What Is a Tombstone?

A tombstone is a written advertisement of a public offering placed by investment bankers who are underwriting the issue. It gives basic details about the issue and lists each of the underwriting groups involved in the deal. The tombstone provides investors with some general information and directs the prospective investors to a link where they can obtain a prospectus.

Key Takeaways

  • A tombstone is a written advertisement that gives investors basic details about an upcoming public offering.
  • A public offering is when a company offers to sell equity shares in the company in order to raise money.
  • The Securities and Exchange Commission (SEC) requires companies to publish advertisements as part of the disclosure requirements before issuing new shares of stock.
  • The tombstone ad describes the type and number of securities offered, how they can be purchased, the availability date, the security's credit rating, and the names of the syndicate members authorized to sell the security.
  • The tombstone gets its unusual name from the black border and heavy black type that typically appears on the print advertisement, which some say resembles a gravestone marker.

How a Tombstone Works

In order to raise money, a company's management can sell equity shares in the company through a public offering. A tombstone is one component of the disclosure requirements for security offerings required by the Securities and Exchange Commission (SEC). The tombstone is simply an announcement that securities are available for sale.

Tombstone Ad vs. Prospectus

While a tombstone ad is just a brief announcement alerting investors to the upcoming security sale, a prospectus goes into greater detail and gives investors the information they need to make an investing decision. When a company issues securities to the public, the SEC requires that each investor receive a prospectus. The prospectus requirement applies to an initial public offering (IPO), which refers to the first time an issuer sells any type of security to the general public.

The prospectus requirement also applies to all seasoned issues, A seasoned issue, also known as a secondary offering, is when an established company that already trades on the stock exchange issues new shares of stock for sale. A tombstone for a secondary offering is mailed to all investors who already own the security, and all secondary offerings are sold using a prospectus.

The preliminary prospectus doesn't include price information, but is used to gauge market interest in the security being proposed; the final prospectus, however, includes price information as well as the number of shares the company will sell.

The Role of Underwriters

An underwriter is responsible for managing the legal and accounting process of creating a prospectus. The prospectus includes the issuer's most recent set of audited financial statements, as well as a legal opinion regarding the existence of any pending legal matters.

A prospectus goes into great detail about a firm's marketing, production, and sales process, and it explains why the company is raising more capital. In addition to the underwriters, there may be many other members of the syndicate who are brought in to sell the securities to their customers. The underwriter's sales force also sells the newly issued securities.

Examples of Tombstone Information

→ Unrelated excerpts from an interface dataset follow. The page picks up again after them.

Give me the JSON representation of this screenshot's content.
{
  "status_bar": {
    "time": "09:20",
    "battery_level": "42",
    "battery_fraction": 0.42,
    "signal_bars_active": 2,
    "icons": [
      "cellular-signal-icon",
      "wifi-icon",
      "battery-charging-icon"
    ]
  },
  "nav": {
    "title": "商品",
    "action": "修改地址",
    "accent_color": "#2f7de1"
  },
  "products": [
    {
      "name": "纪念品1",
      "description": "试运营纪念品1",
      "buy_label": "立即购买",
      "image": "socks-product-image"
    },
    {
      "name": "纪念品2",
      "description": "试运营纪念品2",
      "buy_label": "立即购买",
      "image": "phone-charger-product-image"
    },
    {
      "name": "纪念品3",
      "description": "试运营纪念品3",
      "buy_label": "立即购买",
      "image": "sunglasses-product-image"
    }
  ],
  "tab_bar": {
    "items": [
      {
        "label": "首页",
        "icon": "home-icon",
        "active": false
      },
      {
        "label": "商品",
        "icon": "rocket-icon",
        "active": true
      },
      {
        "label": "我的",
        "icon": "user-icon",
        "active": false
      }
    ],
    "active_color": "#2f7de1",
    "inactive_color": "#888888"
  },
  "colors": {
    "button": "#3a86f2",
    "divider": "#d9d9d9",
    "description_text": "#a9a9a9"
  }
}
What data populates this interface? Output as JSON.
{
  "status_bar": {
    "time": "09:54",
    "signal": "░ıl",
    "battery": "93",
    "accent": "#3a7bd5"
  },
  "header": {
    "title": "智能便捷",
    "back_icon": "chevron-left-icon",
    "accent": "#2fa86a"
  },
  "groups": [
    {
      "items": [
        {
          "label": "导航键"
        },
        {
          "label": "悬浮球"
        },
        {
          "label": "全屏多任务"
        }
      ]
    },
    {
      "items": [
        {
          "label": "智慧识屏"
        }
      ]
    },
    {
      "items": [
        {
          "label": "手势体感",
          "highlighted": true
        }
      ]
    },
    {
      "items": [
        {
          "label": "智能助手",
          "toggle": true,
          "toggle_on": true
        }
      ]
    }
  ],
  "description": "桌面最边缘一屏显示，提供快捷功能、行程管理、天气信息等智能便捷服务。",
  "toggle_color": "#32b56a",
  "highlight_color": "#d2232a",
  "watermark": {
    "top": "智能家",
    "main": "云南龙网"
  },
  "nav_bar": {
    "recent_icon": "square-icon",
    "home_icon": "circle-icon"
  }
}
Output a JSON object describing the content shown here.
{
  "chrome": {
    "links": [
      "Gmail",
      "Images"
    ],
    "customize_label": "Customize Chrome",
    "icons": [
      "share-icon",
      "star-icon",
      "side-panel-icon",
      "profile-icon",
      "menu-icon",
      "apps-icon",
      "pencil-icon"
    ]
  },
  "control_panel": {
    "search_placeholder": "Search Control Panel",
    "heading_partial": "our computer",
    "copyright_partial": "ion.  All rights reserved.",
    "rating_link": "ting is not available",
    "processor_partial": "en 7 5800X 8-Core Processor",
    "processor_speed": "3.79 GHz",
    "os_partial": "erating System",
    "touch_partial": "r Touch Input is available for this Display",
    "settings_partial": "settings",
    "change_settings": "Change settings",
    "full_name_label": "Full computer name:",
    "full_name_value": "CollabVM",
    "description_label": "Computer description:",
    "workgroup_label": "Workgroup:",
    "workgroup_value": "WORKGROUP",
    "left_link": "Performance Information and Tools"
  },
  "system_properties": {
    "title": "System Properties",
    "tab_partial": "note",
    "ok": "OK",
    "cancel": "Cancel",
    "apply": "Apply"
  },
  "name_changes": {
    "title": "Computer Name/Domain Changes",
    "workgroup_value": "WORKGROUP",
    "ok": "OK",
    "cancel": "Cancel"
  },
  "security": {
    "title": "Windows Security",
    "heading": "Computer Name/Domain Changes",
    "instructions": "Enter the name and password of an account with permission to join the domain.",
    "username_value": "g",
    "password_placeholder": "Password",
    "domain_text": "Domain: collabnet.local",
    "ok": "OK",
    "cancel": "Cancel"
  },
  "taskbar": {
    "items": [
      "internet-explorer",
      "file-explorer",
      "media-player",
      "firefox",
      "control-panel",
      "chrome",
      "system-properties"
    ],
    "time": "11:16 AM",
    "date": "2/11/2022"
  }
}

The tombstone describes the types of securities that are offered, the date they are available, the number of shares or bonds to be sold, and how the securities can be purchased. If a new debt security receives a credit rating, that rating can be included in the tombstone.

A tombstone advertisement gets its name from the black border and heavy black print one typically has in print media. The tombstone lists the syndicate members who are involved in the underwriting of the security, with the primary members listed in larger type at the top of the advertisement.

A syndicate member's level of involvement is based on the work the member performs on the security offering and the percentage of the total issue that the member's firm sells to the public. If a syndicate member is listed at the top of a tombstone for a popular issuer of stock, that document helps the syndicate firm market its expertise to other companies.